We sat down and read our advent books together. This year I bought Jotham's Journey by Arnold Ytreeide and Unwrapping the Greatest Gift by Ann Voskamp. We lit a candle, which is not attached to an advent wreath because we might still have one, but if we do it's in the garage in a box of Christmas decorations that we have yet to set up, so a random candle will have to do the trick. At any rate, we lit a candle and got lost in the story of Jotham. We heard the story of waiting and pursuing and being pursued, of perfect love coming from a long line of imperfection. We thought and talked about being the answer to someone else's needs and prayers and accepting the help of others when necessary. The kids colored or played legos and Asher distracted us a million (million? maybe billion.) times and we chased down a marker-chewing puppy, but we also sat and rested in the good news of the season, the good news of what came all those years ago, what is now, and what is to come.
plus an abacus, obviously.

We went through our December calendar and wrote down the acts of kindness that we'd do periodically throughout the month. Gifts for people at our Classical Conversations group and at church, the mail carrier and trash person, money and a note taped to the vending machine, a new bookmark and note placed inside the kids' favorite book at the library so the next person who reads it finds a surprise, hot cocoa for someone working outside. Little things to hopefully brighten a day and bring a smile.

We learned about history and science and spelling and writing and found far away places on maps. We laughed. Then we snapped again, but then we laughed again.

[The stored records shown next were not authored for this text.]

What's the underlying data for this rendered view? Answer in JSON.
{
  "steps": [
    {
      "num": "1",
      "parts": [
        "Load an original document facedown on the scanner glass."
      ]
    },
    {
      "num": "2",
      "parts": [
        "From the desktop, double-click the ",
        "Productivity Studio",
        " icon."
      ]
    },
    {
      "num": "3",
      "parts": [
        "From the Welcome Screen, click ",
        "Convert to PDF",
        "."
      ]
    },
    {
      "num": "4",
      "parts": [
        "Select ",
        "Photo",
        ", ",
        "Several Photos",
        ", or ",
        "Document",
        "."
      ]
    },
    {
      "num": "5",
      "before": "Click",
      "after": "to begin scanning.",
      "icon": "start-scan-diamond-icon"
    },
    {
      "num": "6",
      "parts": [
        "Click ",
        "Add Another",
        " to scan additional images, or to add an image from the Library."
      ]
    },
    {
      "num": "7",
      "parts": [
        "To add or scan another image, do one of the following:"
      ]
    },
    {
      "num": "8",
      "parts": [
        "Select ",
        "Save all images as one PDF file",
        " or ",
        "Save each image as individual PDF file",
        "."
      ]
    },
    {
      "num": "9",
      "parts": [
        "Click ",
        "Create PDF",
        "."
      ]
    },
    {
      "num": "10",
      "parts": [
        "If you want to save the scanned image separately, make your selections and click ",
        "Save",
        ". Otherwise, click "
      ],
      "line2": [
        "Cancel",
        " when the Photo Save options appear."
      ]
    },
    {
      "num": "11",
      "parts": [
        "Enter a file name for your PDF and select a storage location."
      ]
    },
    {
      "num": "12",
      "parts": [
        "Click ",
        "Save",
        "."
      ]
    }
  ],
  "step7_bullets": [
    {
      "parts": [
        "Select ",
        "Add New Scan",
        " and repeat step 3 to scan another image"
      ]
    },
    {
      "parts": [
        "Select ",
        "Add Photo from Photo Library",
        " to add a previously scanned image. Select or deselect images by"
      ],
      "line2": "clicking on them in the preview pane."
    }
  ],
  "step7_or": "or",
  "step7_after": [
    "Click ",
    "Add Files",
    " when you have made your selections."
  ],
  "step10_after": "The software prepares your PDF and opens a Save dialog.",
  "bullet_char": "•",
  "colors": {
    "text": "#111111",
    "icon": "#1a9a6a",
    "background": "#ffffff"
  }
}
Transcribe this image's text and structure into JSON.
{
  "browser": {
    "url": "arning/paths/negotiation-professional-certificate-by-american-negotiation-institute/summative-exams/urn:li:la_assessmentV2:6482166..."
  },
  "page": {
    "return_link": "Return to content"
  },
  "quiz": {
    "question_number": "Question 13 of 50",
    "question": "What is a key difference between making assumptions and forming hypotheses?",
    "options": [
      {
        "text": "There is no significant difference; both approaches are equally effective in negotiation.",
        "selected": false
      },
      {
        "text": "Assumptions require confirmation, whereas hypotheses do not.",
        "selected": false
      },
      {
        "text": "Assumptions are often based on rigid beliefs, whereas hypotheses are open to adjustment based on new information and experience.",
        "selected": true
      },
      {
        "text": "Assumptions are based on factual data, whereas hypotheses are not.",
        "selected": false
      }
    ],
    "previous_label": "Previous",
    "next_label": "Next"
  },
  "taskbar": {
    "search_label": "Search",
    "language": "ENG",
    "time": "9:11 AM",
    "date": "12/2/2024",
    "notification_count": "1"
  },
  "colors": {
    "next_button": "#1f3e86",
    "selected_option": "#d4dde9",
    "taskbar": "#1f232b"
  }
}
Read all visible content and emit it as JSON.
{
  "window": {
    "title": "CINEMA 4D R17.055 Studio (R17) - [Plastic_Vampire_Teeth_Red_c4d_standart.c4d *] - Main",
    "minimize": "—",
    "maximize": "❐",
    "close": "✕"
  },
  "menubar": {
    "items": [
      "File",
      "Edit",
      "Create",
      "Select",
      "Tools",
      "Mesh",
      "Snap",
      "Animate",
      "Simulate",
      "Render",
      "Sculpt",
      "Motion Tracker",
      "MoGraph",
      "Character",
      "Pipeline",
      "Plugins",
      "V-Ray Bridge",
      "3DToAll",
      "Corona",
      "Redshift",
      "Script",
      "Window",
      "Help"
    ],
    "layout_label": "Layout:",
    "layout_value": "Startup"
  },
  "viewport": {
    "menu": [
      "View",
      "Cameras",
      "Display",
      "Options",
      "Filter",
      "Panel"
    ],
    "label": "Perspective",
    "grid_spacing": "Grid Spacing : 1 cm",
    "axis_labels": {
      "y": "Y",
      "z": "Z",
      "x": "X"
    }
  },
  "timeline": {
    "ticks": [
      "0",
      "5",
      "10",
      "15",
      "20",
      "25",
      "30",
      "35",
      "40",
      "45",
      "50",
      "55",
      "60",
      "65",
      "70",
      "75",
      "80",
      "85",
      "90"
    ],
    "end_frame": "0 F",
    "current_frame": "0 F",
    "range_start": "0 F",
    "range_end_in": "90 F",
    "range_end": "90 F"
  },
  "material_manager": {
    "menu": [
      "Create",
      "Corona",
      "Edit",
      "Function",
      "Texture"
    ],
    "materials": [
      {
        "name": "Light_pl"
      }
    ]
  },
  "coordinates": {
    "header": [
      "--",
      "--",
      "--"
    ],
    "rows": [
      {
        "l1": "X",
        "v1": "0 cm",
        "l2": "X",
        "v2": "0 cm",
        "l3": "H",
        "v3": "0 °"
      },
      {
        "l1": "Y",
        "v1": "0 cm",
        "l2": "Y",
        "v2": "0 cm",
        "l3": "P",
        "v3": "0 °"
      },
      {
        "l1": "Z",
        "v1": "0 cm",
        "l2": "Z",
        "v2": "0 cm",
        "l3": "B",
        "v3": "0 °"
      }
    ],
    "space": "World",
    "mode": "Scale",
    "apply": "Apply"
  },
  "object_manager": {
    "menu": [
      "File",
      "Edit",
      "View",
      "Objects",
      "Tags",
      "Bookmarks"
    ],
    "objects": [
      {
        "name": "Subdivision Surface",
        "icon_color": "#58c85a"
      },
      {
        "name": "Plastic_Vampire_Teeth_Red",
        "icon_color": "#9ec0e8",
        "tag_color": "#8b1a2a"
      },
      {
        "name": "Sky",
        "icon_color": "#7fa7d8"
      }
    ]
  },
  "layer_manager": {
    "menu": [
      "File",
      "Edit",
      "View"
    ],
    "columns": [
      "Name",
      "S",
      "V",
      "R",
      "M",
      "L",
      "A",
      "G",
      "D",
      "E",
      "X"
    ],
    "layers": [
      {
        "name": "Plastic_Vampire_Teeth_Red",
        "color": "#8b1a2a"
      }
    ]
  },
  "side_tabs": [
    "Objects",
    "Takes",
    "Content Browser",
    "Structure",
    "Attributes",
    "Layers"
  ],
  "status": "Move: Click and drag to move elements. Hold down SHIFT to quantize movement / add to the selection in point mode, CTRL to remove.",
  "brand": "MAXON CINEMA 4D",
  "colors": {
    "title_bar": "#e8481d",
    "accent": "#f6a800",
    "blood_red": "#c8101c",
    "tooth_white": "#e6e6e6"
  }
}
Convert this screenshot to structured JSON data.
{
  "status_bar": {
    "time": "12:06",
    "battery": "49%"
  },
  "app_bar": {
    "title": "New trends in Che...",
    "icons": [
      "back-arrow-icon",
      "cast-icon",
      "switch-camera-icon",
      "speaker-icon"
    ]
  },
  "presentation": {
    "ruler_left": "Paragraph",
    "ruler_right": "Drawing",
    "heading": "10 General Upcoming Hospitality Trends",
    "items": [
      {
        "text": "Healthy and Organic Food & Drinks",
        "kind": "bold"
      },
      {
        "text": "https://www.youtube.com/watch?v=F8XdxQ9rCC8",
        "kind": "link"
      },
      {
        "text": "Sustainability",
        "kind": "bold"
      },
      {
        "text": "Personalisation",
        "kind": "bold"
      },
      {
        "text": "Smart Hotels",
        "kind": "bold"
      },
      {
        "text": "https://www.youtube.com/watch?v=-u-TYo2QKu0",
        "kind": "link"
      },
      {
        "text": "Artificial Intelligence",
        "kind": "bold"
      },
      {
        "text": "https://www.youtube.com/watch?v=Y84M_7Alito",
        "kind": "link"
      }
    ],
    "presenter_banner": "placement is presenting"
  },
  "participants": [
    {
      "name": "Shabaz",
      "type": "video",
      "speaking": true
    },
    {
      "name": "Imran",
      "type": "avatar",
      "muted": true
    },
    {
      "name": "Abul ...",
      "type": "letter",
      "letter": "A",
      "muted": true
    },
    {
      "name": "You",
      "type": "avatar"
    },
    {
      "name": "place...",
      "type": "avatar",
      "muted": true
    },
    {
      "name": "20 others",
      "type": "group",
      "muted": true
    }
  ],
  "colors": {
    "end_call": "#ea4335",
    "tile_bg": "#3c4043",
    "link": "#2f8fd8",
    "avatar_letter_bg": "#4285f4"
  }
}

It's not one or the other. We don't fail if we argue. We don't win if we hug. Life is both and all and everything mixed up into one year and month and week and day and hour and minute.

In our mistakes and our love, we wait. We anticipate. We prepare. We live. At our house, this season is about celebrating Jesus' birth. We also throw in some Christmas cookies, a few low key decorations, and santa, but really, we're waiting for Jesus. It's another chance to quiet and center our hearts in the middle of a time when things are usually running at an even more frenetic pace than usual. So we light our little mismatched candle, open up a good book, sit, relax, and wait. We scale back activities, pick two kinds of cookies to make instead of 10, ignore pinterest, fight the urge to overindulge and overspend, and do the things that matter to us, that honor our traditions and values.

We give ourselves the time and space necessary to wait, anticipate, prepare, and live. Oh sure, argue and NOT mind our own business and freak about not finding the right gifts also make the list, but we don't get stuck there. We had about 27 do-overs today. I think the last one finally stuck and we are moving and grooving now.

Maybe that should be our goal: understand that we'll make mistakes, but don't get stuck in them. Shake the mud off and keep moving forward. Honor our traditions with our time and space.

Happy Holidays. Don't worry about the neighbors' light displays or the number of gifts under the tree. It sounds hard, but it really doesn't have to be.

Wait. Anticipate. Prepare. Live.

What is your favorite Christmas tradition?